Let be a compact space. Then the product space is normal if and only if is countably tight.
We now prove Theorem 3.
Proof of Theorem 3
Let , where for each , and that if . For each , let . By Theorem 7, each is normal. Let , which is also normal. By Theorem 6, the space of countable ordinals is a closed subspace of . Let . We have the following derivation.
Recall that . The space is defined such that for each and for each , . Furthermore, for , for each , let . Thus is a -product of compact countably tight spaces and is thus normal by Theorem 7. The space is a closed subspace of the normal space . By Theorem 8, the product space must be countably tight.
Theorem 2, as indicated above, is a corollary of Theorem 1. We also note that Theorem 2 is also a corollary of Theorem 3 since any finite product is a subspace of a countable product. To see this, let .
In the above derivation, is a point of for all . When the countable product space is countably tight, the finite product, being a subspace of a countably tight space, is also countably tight.

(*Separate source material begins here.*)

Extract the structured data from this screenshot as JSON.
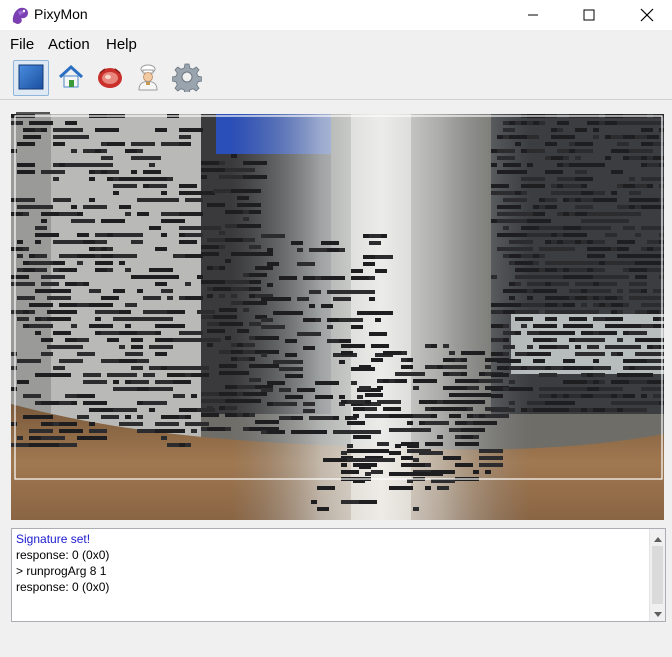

Let be the projection map. If is a countably compact space and is a Frechet space, then is a closed map.
Let and be countably tight spaces. If one of and is a countably compact space and the other space is a Frechet space, then is countably tight.
Exercise 2 is a variation of Theorem 1. One factor is weakened to “countably compact”. However, the other factor is strengthened to “Frechet”.
- Przymusinski, T. C., Products of Normal Spaces, Handbook of Set-Theoretic Topology (K. Kunen and J. E. Vaughan, eds), Elsevier Science Publishers B. V., Amsterdam, 781-826, 1984.